Courtesy Photo
Students at Little Village hold up Compassion torches as a part of the Compassion relays that lead up to the September games. The torches symbolize carrying the spirit of compassion, similar to the olympic torch relays.

Box Ox Moving Company became a “poster child” for The Compassion Games when they took it upon themselves to do daily acts of kindness after reading about Compassion Fayetteville on Facebook in February.

“They orchestrated their own movement, and I just thought that was so neat,” Williams said.

Their acts included taping free bags of popcorn to Redbox machines for people to take home with them, donating old frisbees to dog parks, leaving a $5 giftcard for gas at Walmart (which the guy who got it jumped up and down when he saw it) and adding change to expired parking meters downtown.

“It’s the little things like that can make someone’s day,” said Cobi Cogbill, co-owner of Box Ox Moving Company. “You wouldn’t think an extra .25 cents would do much, but it makes some people feel like they won the lottery. We wanted to make it where everybody could realize that you don’t have to put in a lot of money or time to do these things and anybody can do it anytime, anywhere.”

The company has already completed the first leg of compassionate acts for the Compassion Relays, which are mini-movements that lead up to The Compassion Games.

“I think it’s awesome. I think that’s what we need the way things are today,” Cogbill said. “I think it makes us a much more attractive community, and that’s what we want, more people to come celebrate this community with us.”

Several sponsors of Compassion Fayetteville including Adventure Subaru, Ozark Literacy Council, Northwest Arkansas Center For Equality, and Terra Studios have been called upon to carry out service projects.

CompassionFayettevilleTo report an act of kindness witnessed or completed by yourself, go online to report the act athttps://compassiongames.crowdmap.com/reports/submit. Also, be sure to “like” Compassion Fayetteville on Facebook to follow the events planned for the week.

Throughout the week, there will be a “Canpassion” food drive, brought on by a joint effort of the City of Fayetteville and Compassion Fayetteville. Canned foods can be dropped off at Fayetteville Public Library lobby and the lobby of City Hall. The food collected will go to local food banks, such as Feed Fayetteville, to feed the hungry.

On Wednesday, Sept. 17, Williams — a licensed counselor — will host a self-compassion session at the OMNI Center in Fayetteville for developing empathy for oneself.

On the final day, Sunday, Sept. 21, there will be the All Children’s Fair at Walker Park from 12:30 p.m. to 4:30 p.m. At the fair will be children’s activities, food, music featuring Jules Taylor with Shaky Bugs, Adam Cox, Papa Rap, and Candy Lee, and speakers with information about the children on the border issue, Harris said. The event is sponsored by the Coalition to Stand with All the Children.

Compassion Games International is a year-round non-profit initiative that is sponsored by the Compassionate Action Network.
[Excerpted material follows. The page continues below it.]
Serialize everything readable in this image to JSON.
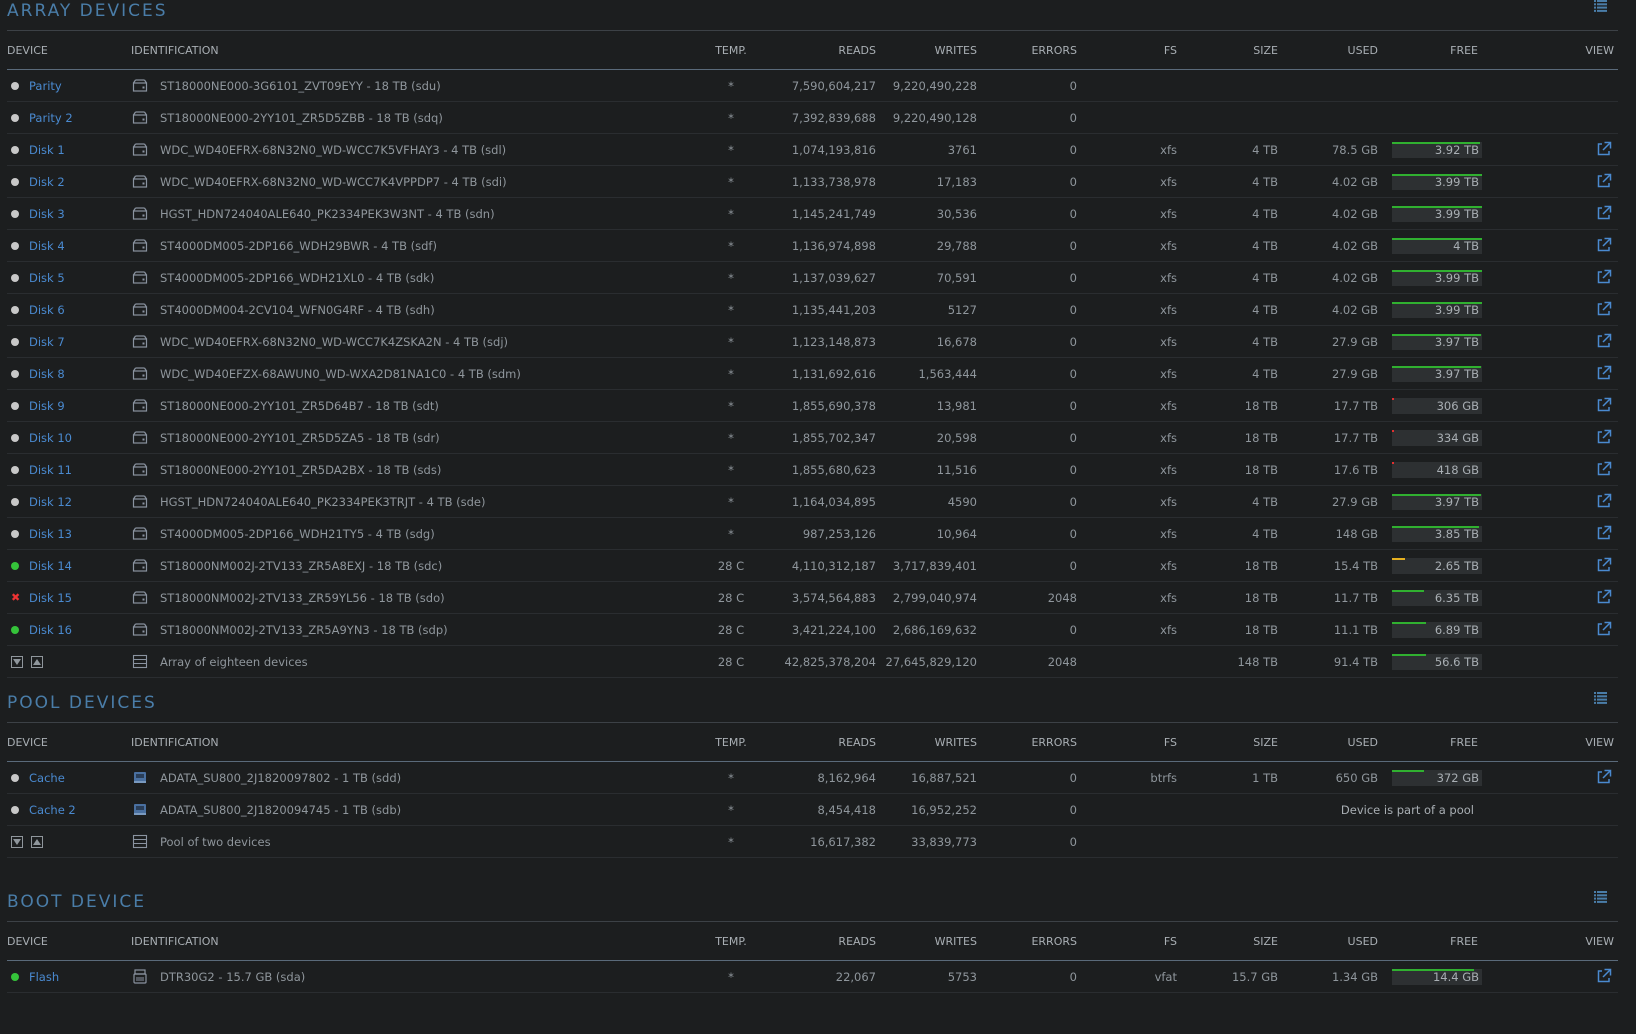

The Compassion Games came about from a community challenge issued in 2012 from Mayor Greg Fischer of Louisville, Ky., to Seattle, Wash., to see who could have a more compassionate city while also helping each other.

Fischer challenged his city to do 50,000 acts of compassion, and ended up with 90,000 acts by the end of the week. As a result, he declared Louisville “The Most Compassionate City in the World.”
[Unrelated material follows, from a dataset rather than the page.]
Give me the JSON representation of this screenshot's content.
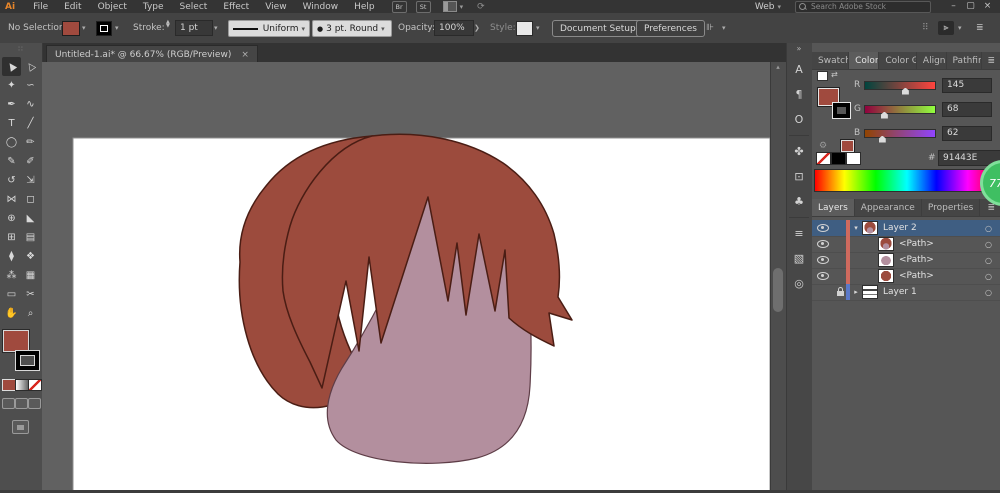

In response to the challenge, the “Compassion Games” and “coopetition” (cooperative competition) was born. In a few short years, the Games have engaged cities, community groups, families and individuals in several countries. There are now more than 130 teams, or community groups, who have signed up to participate as well as 30 cities internationally.

The Four First Principles of Compassion

1. To cultivate a dispostion of loving-kindness and respect in ourselves.

2. To exhibit that in how we approach each human we interact with.

3. To commit to the services of others — in our neighborhood, in our country, and even across the world

4. To adopt an open-mindedness and generative, generous spirit that leads to creatitivy to soliving the world’s challenges.

Source: compassiongames.org

Categories: Cover Story